The oldest animal in the world has just celebrated another trip around the sun, as he turned 190 years young on December 4th.
Jonathan the tortoise lives in Saint Helena, a British Overseas Territory in the South Atlantic. He has lived on this remote island since 1882, when Queen Victoria was still on the phone. And whilst he has spent the past 140 years on this remote island, he actually spent his youth- the first fifty years of his life- on the Seychelles.
As a Seychelles giant tortoise, Jonathan is indigenous to the Seychelles, Africa’s smallest country. He, and several other tortoises, were gifted to the governor of Saint Helena in 1882. He still lives in the grounds of the governor’s house today.
Despite officially celebrating his 190th birthday, some believe Jonathan could potentially be even older. Seychelles giant tortoises reach maturation at around the age of fifty, at which point they will no longer grow any larger. In 1882, Jonathan had already reached maturation, and 120 cm in size. His actual birthdate remains a mystery, however, last month the current governor of Saint Helena gave Jonathan an official birthday- December 4.
In honour of this day the island marked the occasion with a 3-day celebration. And whilst it may seem strange to throw a tortoise a larger party than the average person gets, Jonathan isn’t your average tortoise. He has been officially placed as the oldest living animal in The Guinness Book of Records. And as a mascot of this tiny nation, it is only right that Jonathan has a place on the coinage. His image is also adorned on the back of the Saint Helena five pence coin.

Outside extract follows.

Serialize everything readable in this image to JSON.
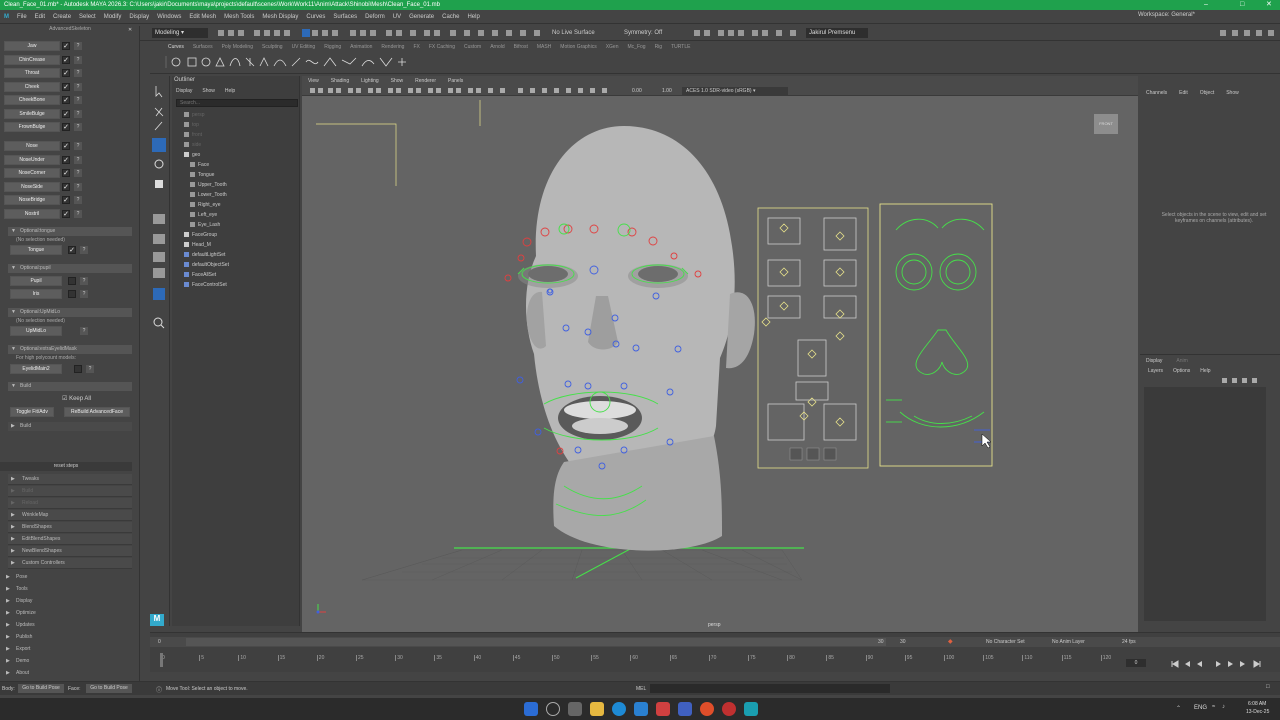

Due to his advanced years, Jonathan is unfortunately blind with cataracts. He does have friends to keep him company though, in the form of three other tortoises (though not the same ones that accompanied him on his trip to Saint Helena in 1882). His plantation-mates include Emma and David, both 54, and Frederika, at a young 31 years-old.